    More importantly, the 23APO was designed primarily for 24x36 full-format use with movement flexibility. Its distortion characteristics were optimized so that on-axis images render nearly unnoticeable distortion while extreme off-axis movement may require post-production correction. We made this decision to maintain high resolution performance across the field even when off-axis, and to contain the size and cost of the instrument.
  2. For the 110APO, the image circle is limited to 55mm at infinity, and expands very slightly in the close focusing range where it is expected to be used frequently in scientific, industrial, medical, food, jewelry and tabletop applications. Therefore, in close focusing range, the possibility for minor off-axis movements exists.
  3. 3. The 23APO and 110APO instruments are designed and optimized as a combination set for 24x36 full-frame applications.

While the plans for our first instruments are fixed, we are also listening. We had overwhelming interest in medium format coverage, and since format coverage also dictates focal length selection, we will incorporate these factors in our future roadmap planning.

The Road Ahead

Since the January announcement, we worked closely with our factory partners to deliver prototypes to our beta-testers, who are acknowledged expert commercial photographers in Germany, Austria, France, the UK and the US. Many of them have been involved in the product definition phase of our development so our designs closely reflect their feedback.

Most importantly, they consider our optical instruments “tools of the trade” and that they must deliver the performance we promised, optically and mechanically. We delivered the first prototypes in May and their feedback is being carefully evaluated with many enhancements to be incorporated in series production.

Official Launch, Pre-Order and Kickstarter Impact

Pushing manufacturing precision to new limits in our designs and uncompromising beta-testing is a painstaking process as it includes extensive field-testing as well as incorporating many resulting engineering changes.

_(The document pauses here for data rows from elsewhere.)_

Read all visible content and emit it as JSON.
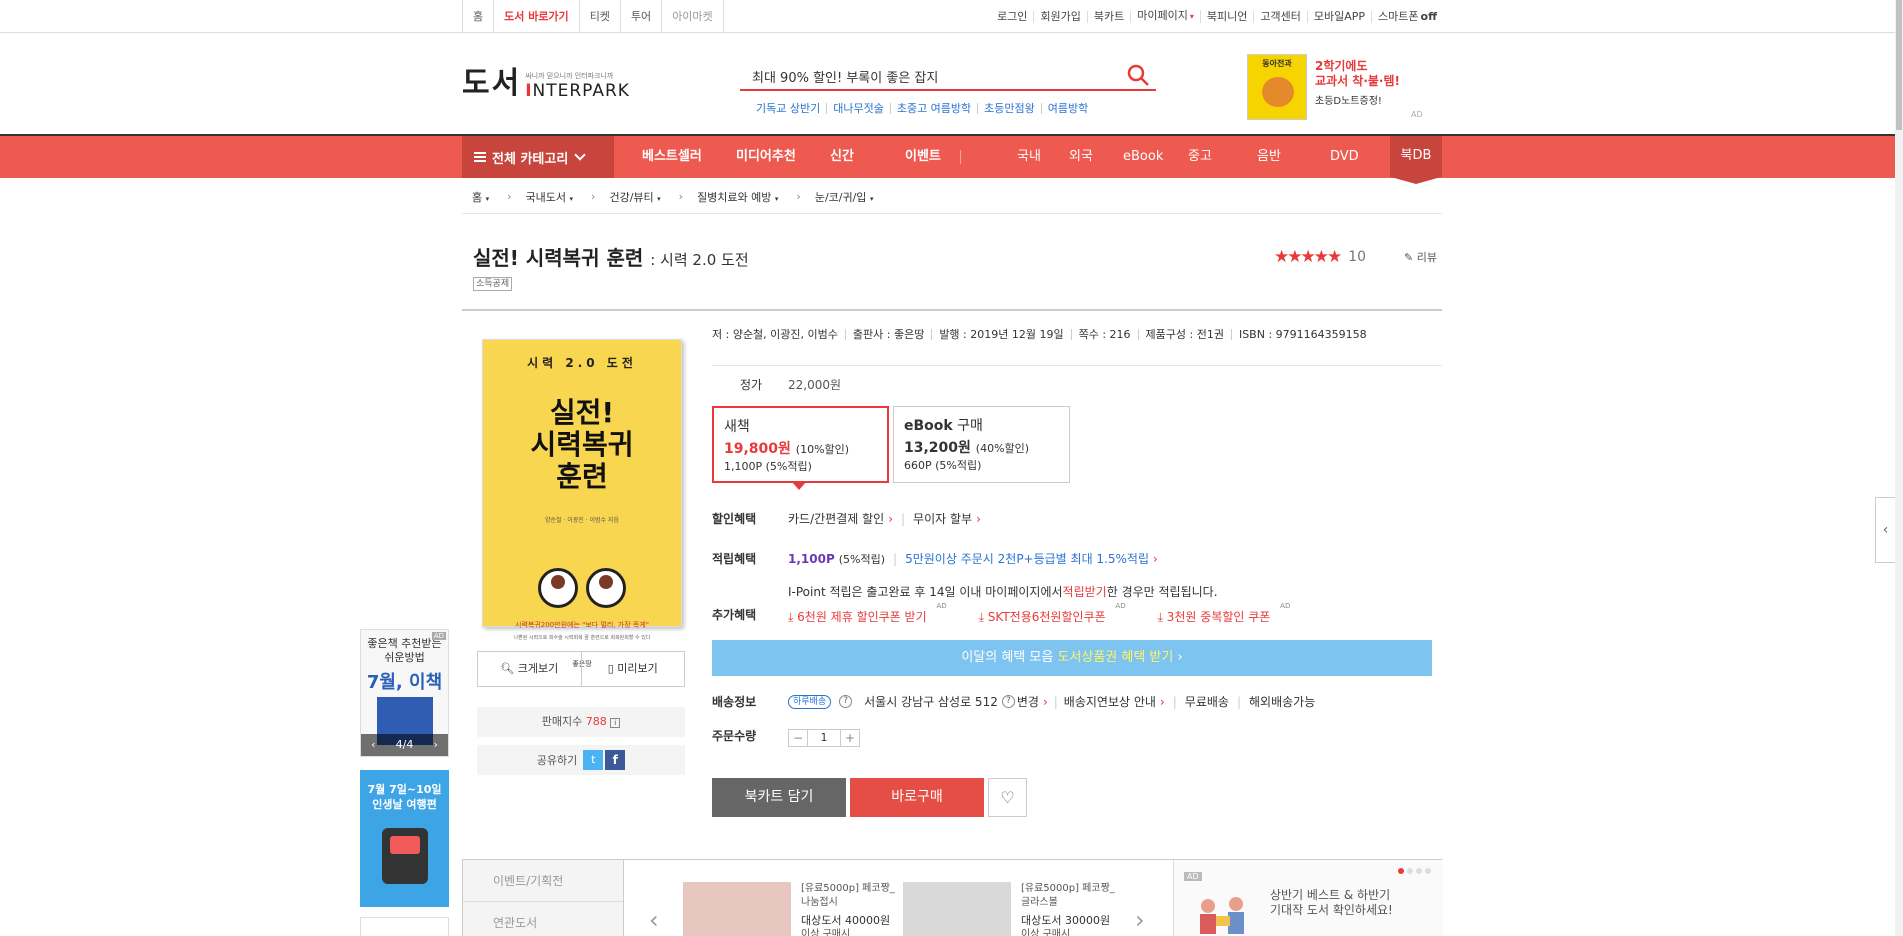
{
  "topbar": {
    "left": [
      "홈",
      "도서 바로가기",
      "티켓",
      "투어",
      "아이마켓"
    ],
    "right": [
      "로그인",
      "회원가입",
      "북카트",
      "마이페이지",
      "북피니언",
      "고객센터",
      "모바일APP",
      "스마트폰"
    ],
    "off_label": "off"
  },
  "header": {
    "logo_text": "도서",
    "slogan": "싸니까 믿으니까 인터파크니까",
    "brand_i": "I",
    "brand_rest": "NTERPARK",
    "search_text": "최대 90% 할인! 부록이 좋은 잡지",
    "keywords": [
      "기독교 상반기",
      "대나무젓술",
      "초중고 여름방학",
      "초등만점왕",
      "여름방학"
    ],
    "ad": {
      "img_text": "동아전과",
      "line1": "2학기에도",
      "line2": "교과서 착·붙·템!",
      "line3": "초등D노트증정!",
      "tag": "AD"
    }
  },
  "gnb": {
    "category": "전체 카테고리",
    "menus": [
      "베스트셀러",
      "미디어추천",
      "신간",
      "이벤트",
      "국내",
      "외국",
      "eBook",
      "중고",
      "음반",
      "DVD"
    ],
    "bookdb": "북DB"
  },
  "breadcrumb": [
    "홈",
    "국내도서",
    "건강/뷰티",
    "질병치료와 예방",
    "눈/코/귀/입"
  ],
  "product": {
    "title": "실전! 시력복귀 훈련",
    "subtitle": ": 시력 2.0 도전",
    "badge": "소득공제",
    "rating_stars": "★★★★★",
    "rating": "10",
    "review_label": "리뷰",
    "meta": [
      "저 : 양순철, 이광진, 이범수",
      "출판사 : 좋은땅",
      "발행 : 2019년 12월 19일",
      "쪽수 : 216",
      "제품구성 : 전1권",
      "ISBN : 9791164359158"
    ],
    "list_price_label": "정가",
    "list_price": "22,000원",
    "new": {
      "label": "새책",
      "price": "19,800원",
      "discount": "(10%할인)",
      "points": "1,100P (5%적립)"
    },
    "ebook": {
      "label": "eBook",
      "label2": "구매",
      "price": "13,200원",
      "discount": "(40%할인)",
      "points": "660P (5%적립)"
    },
    "discount_benefit": {
      "label": "할인혜택",
      "card": "카드/간편결제 할인",
      "installment": "무이자 할부"
    },
    "point_benefit": {
      "label": "적립혜택",
      "points": "1,100P",
      "rate": "(5%적립)",
      "extra": "5만원이상 주문시 2천P+등급별 최대 1.5%적립"
    },
    "ipoint": {
      "a": "I-Point 적립은 출고완료 후 14일 이내 마이페이지에서 ",
      "b": "적립받기",
      "c": "한 경우만 적립됩니다."
    },
    "extra_benefit": {
      "label": "추가혜택",
      "coupons": [
        "6천원 제휴 할인쿠폰 받기",
        "SKT전용6천원할인쿠폰",
        "3천원 중복할인 쿠폰"
      ],
      "ad": "AD"
    },
    "event_bar": {
      "a": "이달의 혜택 모음 ",
      "b": "도서상품권 혜택 받기"
    },
    "shipping": {
      "label": "배송정보",
      "tag": "하루배송",
      "address": "서울시 강남구 삼성로 512",
      "change": "변경",
      "compensation": "배송지연보상 안내",
      "free": "무료배송",
      "overseas": "해외배송가능"
    },
    "quantity": {
      "label": "주문수량",
      "value": "1"
    },
    "cart_button": "북카트 담기",
    "buy_button": "바로구매"
  },
  "cover": {
    "top": "시력 2.0 도전",
    "title1": "실전!",
    "title2": "시력복귀",
    "title3": "훈련",
    "authors": "양순철 · 이광진 · 이범수 지음",
    "tagline": "시력복귀200만원에는 \"보다 멀리, 가장 똑게\"",
    "desc": "나쁜된 시력으로 회수술 시력회복 꿈 훈련으로 회복된회할 수 있다",
    "publisher": "좋은땅"
  },
  "side_actions": {
    "zoom": "크게보기",
    "preview": "미리보기",
    "sales_label": "판매지수",
    "sales_value": "788",
    "share_label": "공유하기"
  },
  "left_banners": {
    "b1_line1": "좋은책 추천받는",
    "b1_line2": "쉬운방법",
    "b1_big": "7월, 이책",
    "b1_pager": "4/4",
    "b2_line1": "7월 7일~10일",
    "b2_line2": "인생날 여행편"
  },
  "bottom": {
    "side": [
      "이벤트/기획전",
      "연관도서"
    ],
    "items": [
      {
        "l1": "[유료5000p] 페코짱_",
        "l2": "나눔접시",
        "l3": "대상도서 40000원",
        "l4": "이상 구매시"
      },
      {
        "l1": "[유료5000p] 페코짱_",
        "l2": "글라스볼",
        "l3": "대상도서 30000원",
        "l4": "이상 구매시"
      }
    ],
    "ad_text1": "상반기 베스트 & 하반기",
    "ad_text2": "기대작 도서 확인하세요!",
    "ad_tag": "AD"
  },
  "colors": {
    "accent": "#ee5a4f",
    "price": "#e83a3a",
    "event": "#7ec4f0"
  }
}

We intend to rigorously follow this process without compromise and as a result, expect that our launch date of Q1 2019 will be revised to be during Q3 2019.

We will continue to bring you updates.


Niederlenzerstrasse 10
CH-5600 Lenzburg